Image: Ólafur Eggertsson (?) (Newscom/Zuma) [larger view]
I realize that at least a few of my readers, like me, live with captive birds in the path of the ash cloud that is rampaging across Europe, and are concerned about their long-term health in the face of this volcanic eruption. From what I’ve learned during my investigations, unless you live downwind (and close) to the volcano and dust is actually falling around you, volcanic ash poses less of a health threat to indoor birds than does either cigarette smoke or even a long-term accumulation of bird dander.
That said, volcanic ash does present a minor health risk that might make your birds uncomfortable, so here are a few things that all bird keepers can and should do to protect their birds’ health and to prevent them from suffering:
- clean your birds’ environment daily by removing uneaten food, feces, feathers and by mopping or vacuuming dust and bird dander.
- keep a fan or air filter running near your birds’ enclosures to ensure adequate ventilation. If you opt to use an air filter (especially useful for bird keepers with allergies or asthma or when they and their birds are living in very small or windowless spaces), the best one to choose is a HEPA (high efficiency particle arresting) filter, which will remove dander and dust that is as small as 0.3 microns in diameter.

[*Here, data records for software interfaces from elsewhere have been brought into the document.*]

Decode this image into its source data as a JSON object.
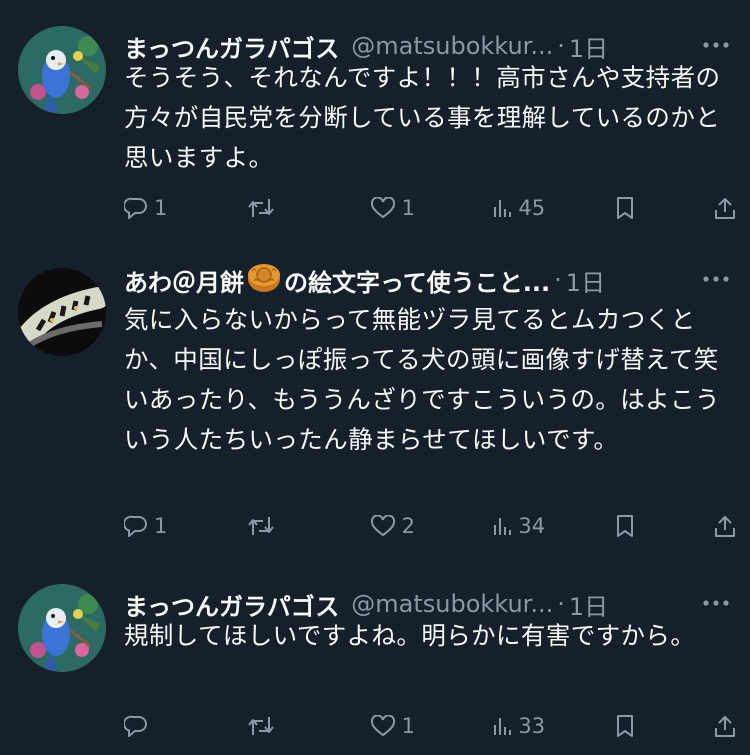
{
  "tweets": [
    {
      "name": "まっつんガラパゴス",
      "handle": "@matsubokkur...",
      "time": "1日",
      "text": "そうそう、それなんですよ！！！高市さんや支持者の方々が自民党を分断している事を理解しているのかと思いますよ。",
      "replies": "1",
      "retweets": "",
      "likes": "1",
      "views": "45",
      "avatar_icon": "parakeet-avatar-icon"
    },
    {
      "name_part1": "あわ＠月餅",
      "name_emoji": "mooncake-emoji-icon",
      "name_part2": "の絵文字って使うこと...",
      "time": "1日",
      "text": "気に入らないからって無能ヅラ見てるとムカつくとか、中国にしっぽ振ってる犬の頭に画像すげ替えて笑いあったり、もううんざりですこういうの。はよこういう人たちいったん静まらせてほしいです。",
      "replies": "1",
      "retweets": "",
      "likes": "2",
      "views": "34",
      "avatar_icon": "caterpillar-avatar-icon"
    },
    {
      "name": "まっつんガラパゴス",
      "handle": "@matsubokkur...",
      "time": "1日",
      "text": "規制してほしいですよね。明らかに有害ですから。",
      "replies": "",
      "retweets": "",
      "likes": "1",
      "views": "33",
      "avatar_icon": "parakeet-avatar-icon"
    }
  ],
  "separator": "·",
  "colors": {
    "background": "#15202b",
    "text": "#f7f9f9",
    "secondary": "#8b98a5"
  }
}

- if your birds live outdoors, either bring them indoors while the ash cloud persists or cover their aviaries with clear plastic sheets to reduce their exposure to dust while still allowing ambient light to penetrate.
If you are one of the unlucky people out there who also suffers from allergies, asthma or other respiratory problems, the above listed precautions will help alleviate your suffering as well.
In addition to my avicultural and bird keeping activities, I am a bird watcher and a scientist, so I am curious to learn the answers to some questions that occurred to me whilst researching this piece (questions that will likely never be answered, unfortunately):
- Is there a noticeable (statistically significant) decrease in wild and migratory bird populations from 2009 and 2011? How do these data compare to 2010?
- Is there a noticeable (statistically significant) decrease in wild and migratory bird breeding success from 2009 and 2011? Did many birds breed in 2010? If so, what was their breeding success (percentage of eggs hatched and numbers of chicks fledged)?
- Is there a noticeable (statistically significant) increase in wild and migratory bird health problems from 2009 and 2011? If so, what sorts of health problems are these birds experiencing? Do certain types of health problems occur more commonly in bird species with particular life histories (sedentary versus migratory, for example)? (A comparison of waterfowl and other birds that are commonly hunted throughout Europe could be used to obtain data for some species of migratory birds, at least)
If anyone out there knows of studies that have investigated any of these questions, I’d be interested to read them.
Brown, R., Brain, J., & Wang, N. (1997). The Avian Respiratory System: A Unique Model for Studies of Respiratory Toxicosis and for Monitoring Air Quality. Environmental Health Perspectives, 105 (2) DOI: 10.2307/3433242
Llacuna S, Gorriz A, Riera M, & Nadal J (1996). Effects of air pollution on hematological parameters in passerine birds. Archives of environmental contamination and toxicology, 31 (1), 148-52 PMID: 8688002
McArn GE, Boardman ML, Munn R, & Wellings SR (1974). Relationship of pulmonary particulates in English sparrows to gross air pollution. Journal of wildlife diseases, 10 (4), 335-40 PMID: 4373586
Clark, L. (1998). Contribution of particulates and pH on cowbirds’ (Molothrus ater) avoidance of grain treated with agricultural lime. Applied Animal Behaviour Science, 57 (1-2), 133-144 DOI: 10.1016/S0168-1591(97)00121-4
Chemical composition of ash and scoria from the eruption in Eyjafjallajökull (15 April report) Nordic Volcanic Center Institute of Earth Sciences.
Eyjafjallajökull Gas Composition and Flux Report [PDF] Nordic Volcanic Center Institute of Earth Sciences.